- [Task brief]
Every line of the data below that holds the string "right" needs to be reported.

Supplied entries Start Marker

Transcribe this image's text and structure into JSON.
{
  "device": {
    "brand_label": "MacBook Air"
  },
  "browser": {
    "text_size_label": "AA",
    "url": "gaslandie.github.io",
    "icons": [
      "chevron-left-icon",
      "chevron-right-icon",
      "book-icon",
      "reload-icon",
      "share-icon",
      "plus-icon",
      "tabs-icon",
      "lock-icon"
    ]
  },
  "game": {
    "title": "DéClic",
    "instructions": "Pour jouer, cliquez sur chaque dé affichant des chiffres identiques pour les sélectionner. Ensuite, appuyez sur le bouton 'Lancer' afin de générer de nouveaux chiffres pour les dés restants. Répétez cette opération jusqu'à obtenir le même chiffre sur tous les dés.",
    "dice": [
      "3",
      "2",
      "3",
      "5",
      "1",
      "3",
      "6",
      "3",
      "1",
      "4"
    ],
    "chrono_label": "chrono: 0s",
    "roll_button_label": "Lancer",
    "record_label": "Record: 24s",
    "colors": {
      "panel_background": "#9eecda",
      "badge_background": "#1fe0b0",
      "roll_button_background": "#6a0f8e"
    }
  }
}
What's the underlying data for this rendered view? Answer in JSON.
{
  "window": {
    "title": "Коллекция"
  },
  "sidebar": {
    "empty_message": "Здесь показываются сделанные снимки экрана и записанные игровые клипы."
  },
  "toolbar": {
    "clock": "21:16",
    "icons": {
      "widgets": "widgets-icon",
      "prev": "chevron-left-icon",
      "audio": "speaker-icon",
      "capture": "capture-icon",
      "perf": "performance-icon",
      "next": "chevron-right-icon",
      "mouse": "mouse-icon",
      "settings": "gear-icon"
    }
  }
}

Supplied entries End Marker

- [Exercise result]
      "chevron-right-icon",
      "next": "chevron-right-icon",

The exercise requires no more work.